Somehow, I always knew that I would become responsible for getting my grandfather, Jacob Marateck’s, diaries published, even though I was not the first to work with them. My grandfather began his chronicles during the Russo-Japanese War (1904-1905) but was distracted by the very real need to survive. For many years thereafter, he retold his adventures, but it wasn’t until the Depression that he finally had time to record what had become the “oral tradition” in my family. His adventures ultimately filled 28 handwritten composition notebooks.
When he finished, he asked my mother, his youngest child, if she wanted to help him translate the diaries from Yiddish into English. She was thrilled, and they were to start the next day, but he died that very night.
Several years later, when my mother brought her then-future husband, my father, Shimon Wincelberg, who was the first Orthodox writer in Hollywood, to meet her mother towards the end of her life, my grandmother whispered to my mother, “Show him Poppa’s diaries.” And so began the lengthy process of translating, structuring and editing my grandfather’s diaries.

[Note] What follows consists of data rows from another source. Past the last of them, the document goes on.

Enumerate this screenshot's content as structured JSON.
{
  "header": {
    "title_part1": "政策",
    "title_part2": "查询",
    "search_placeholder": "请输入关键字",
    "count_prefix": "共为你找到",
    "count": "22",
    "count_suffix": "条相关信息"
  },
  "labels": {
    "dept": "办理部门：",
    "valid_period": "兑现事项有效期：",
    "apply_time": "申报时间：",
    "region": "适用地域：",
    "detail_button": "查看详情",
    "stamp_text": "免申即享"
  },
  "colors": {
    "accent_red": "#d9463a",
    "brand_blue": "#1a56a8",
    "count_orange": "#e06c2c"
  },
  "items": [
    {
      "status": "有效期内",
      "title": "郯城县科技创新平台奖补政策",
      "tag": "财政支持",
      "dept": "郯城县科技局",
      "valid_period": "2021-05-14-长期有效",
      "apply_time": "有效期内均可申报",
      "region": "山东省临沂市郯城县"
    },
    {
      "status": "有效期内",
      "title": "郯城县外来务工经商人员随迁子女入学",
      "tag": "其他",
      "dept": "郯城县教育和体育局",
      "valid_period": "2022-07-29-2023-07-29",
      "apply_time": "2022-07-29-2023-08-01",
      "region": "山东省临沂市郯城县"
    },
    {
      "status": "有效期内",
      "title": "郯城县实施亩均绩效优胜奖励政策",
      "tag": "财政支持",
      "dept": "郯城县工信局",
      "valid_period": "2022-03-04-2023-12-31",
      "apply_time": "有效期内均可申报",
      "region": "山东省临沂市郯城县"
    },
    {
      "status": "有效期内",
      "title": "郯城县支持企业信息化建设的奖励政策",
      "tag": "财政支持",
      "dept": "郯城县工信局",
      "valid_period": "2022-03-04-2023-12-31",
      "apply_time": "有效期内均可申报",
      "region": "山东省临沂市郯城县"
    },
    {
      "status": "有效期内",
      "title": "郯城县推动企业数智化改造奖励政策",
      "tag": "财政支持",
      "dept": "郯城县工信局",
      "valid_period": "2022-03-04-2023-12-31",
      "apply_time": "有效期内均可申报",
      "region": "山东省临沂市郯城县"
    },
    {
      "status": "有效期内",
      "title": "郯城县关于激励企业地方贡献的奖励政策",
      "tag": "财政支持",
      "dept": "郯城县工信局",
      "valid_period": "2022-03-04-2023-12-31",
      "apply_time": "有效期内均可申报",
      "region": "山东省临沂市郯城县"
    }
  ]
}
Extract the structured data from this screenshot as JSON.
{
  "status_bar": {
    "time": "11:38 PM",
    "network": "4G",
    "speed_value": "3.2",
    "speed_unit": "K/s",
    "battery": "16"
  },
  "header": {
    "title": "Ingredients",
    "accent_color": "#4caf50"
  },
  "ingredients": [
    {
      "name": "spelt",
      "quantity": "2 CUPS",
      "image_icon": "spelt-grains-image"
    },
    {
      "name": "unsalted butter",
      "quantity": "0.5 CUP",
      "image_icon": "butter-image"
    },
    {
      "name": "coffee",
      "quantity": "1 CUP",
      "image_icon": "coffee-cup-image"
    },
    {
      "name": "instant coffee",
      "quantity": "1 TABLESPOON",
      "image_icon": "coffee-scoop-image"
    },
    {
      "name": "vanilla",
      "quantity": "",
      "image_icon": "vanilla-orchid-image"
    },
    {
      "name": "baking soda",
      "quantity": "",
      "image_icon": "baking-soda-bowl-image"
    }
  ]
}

In 1976, my parents published stories from the first 12 of 28 handwritten notebooks as The Samurai of Vishigrod. Then my father set to work on the remaining stories in between his bread-and-butter job writing for television. But he passed away before he was able to complete the job. Before he died, my mother promised that she would see to the publication of the diaries.
At that point, I should probably have volunteered to take over the process, but I had grown up hearing about my grandfather’s adventures and was, perhaps, a little jaded by the stories. It was only when my mother, at the age of 82, expressed her wish to see the stories published “during [her] lifetime” that I made the commitment to drop everything else and focus on the notebooks.
In working with the notebooks, I have gotten to know my grandfather in a way that might not have been possible had he lived, because his diaries exposed the soul of a 21 year-old man who never knew if he would survive until the next day. The raw honesty and the warmth that shines through his writing makes me regret, even more, never having known him.